Employers need to consider disability accommodation under the ADA and FEHA before terminating employees unable to return from medical leave.
Last week the California Court of Appeal held that an employer's mandatory arbitration policy was unenforceable because it was unconscionable (i.e. too one-sided and unfair to be enforced). The opinion is a good reminder that simply having an arbitration agreement does not need mean it will be enforceable when a dispute arises.
New amendments to CFRA require employers with 20 or more employees to provide up to 12-weeks protected leave for baby bonding.
New section of California Labor Code will make it unlawful for employers in California to ask applicants about their pay history.
New amendments to California Labor Code 98.7 Make it Easier for Employees to Prove Unlawful Retaliation.

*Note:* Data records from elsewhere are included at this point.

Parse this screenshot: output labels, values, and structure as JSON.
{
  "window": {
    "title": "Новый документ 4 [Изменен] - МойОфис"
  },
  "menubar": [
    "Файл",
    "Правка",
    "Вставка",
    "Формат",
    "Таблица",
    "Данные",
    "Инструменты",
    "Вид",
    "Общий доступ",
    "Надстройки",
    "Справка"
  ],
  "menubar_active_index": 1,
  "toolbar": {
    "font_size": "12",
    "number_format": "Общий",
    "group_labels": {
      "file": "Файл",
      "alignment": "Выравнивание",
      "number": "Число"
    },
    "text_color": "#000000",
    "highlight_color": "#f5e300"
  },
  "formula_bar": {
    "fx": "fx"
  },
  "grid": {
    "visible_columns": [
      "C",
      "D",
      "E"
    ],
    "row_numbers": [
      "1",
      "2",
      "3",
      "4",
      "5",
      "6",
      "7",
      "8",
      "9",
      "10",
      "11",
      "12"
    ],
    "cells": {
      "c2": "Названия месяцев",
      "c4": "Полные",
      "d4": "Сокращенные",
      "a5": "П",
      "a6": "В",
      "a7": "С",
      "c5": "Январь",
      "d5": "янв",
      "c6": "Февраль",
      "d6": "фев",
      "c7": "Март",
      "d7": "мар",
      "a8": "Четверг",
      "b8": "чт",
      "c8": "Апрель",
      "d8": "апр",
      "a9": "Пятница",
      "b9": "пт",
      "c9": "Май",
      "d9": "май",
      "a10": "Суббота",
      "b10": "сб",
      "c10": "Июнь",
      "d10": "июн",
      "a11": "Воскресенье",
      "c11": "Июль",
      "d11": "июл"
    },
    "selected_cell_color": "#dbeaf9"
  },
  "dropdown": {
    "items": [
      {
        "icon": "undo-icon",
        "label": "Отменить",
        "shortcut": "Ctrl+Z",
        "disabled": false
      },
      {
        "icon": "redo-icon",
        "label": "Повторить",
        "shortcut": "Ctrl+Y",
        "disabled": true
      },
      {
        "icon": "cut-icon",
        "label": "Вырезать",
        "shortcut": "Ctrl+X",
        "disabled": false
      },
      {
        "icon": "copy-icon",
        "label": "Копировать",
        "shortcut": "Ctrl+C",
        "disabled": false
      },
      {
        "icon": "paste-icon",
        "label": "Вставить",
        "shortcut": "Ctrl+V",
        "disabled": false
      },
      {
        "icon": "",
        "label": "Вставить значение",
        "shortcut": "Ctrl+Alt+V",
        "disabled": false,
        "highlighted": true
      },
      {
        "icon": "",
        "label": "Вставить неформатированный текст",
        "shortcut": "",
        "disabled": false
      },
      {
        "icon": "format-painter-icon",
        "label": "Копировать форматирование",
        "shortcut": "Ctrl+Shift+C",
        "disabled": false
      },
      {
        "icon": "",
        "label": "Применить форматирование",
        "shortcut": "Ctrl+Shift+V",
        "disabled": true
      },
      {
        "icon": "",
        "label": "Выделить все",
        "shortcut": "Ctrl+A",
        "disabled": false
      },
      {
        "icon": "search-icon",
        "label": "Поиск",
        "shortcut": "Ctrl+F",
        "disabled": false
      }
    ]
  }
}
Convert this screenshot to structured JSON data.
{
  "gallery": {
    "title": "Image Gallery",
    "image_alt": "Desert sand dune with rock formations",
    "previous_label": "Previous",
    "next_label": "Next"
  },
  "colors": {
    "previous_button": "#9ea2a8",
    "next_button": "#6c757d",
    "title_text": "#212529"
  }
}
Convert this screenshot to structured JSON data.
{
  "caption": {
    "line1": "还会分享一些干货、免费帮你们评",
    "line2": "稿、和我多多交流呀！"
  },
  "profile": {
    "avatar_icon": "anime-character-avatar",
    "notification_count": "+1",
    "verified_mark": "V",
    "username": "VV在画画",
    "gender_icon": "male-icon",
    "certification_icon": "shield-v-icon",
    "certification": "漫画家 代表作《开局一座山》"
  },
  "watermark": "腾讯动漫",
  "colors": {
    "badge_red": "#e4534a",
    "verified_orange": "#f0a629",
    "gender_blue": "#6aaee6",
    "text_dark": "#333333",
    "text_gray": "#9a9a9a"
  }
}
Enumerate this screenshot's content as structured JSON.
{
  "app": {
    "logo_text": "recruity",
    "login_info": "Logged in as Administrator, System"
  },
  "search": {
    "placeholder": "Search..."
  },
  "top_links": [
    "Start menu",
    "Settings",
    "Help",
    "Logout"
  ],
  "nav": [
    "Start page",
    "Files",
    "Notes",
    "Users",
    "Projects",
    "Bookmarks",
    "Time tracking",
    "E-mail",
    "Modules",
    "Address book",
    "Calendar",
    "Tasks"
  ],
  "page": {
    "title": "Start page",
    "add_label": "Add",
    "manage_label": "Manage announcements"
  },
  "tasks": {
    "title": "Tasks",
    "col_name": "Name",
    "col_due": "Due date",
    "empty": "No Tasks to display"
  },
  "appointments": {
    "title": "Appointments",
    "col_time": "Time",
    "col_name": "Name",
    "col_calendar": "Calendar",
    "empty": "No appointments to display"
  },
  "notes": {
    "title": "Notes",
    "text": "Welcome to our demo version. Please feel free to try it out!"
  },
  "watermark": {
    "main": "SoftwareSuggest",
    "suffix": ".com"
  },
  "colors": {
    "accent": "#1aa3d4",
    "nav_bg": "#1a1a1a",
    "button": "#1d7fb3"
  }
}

Ignorance Is Not Bliss: Court of Appeal Holds that Knowledge and Intent Are Not Required For PAGA Penalties
California Court of Appeal holds that knowledge and intent not required to recover wage statement penalties under PAGA.
Employers are increasingly using arbitration agreements as a strategy to mitigate the risks of potentially costly litigation. Generally speaking, there are several benefits for employers to consider when deciding whether to adopt an arbitration policy. A few of these benefits, and their limitations, are described in this blog post.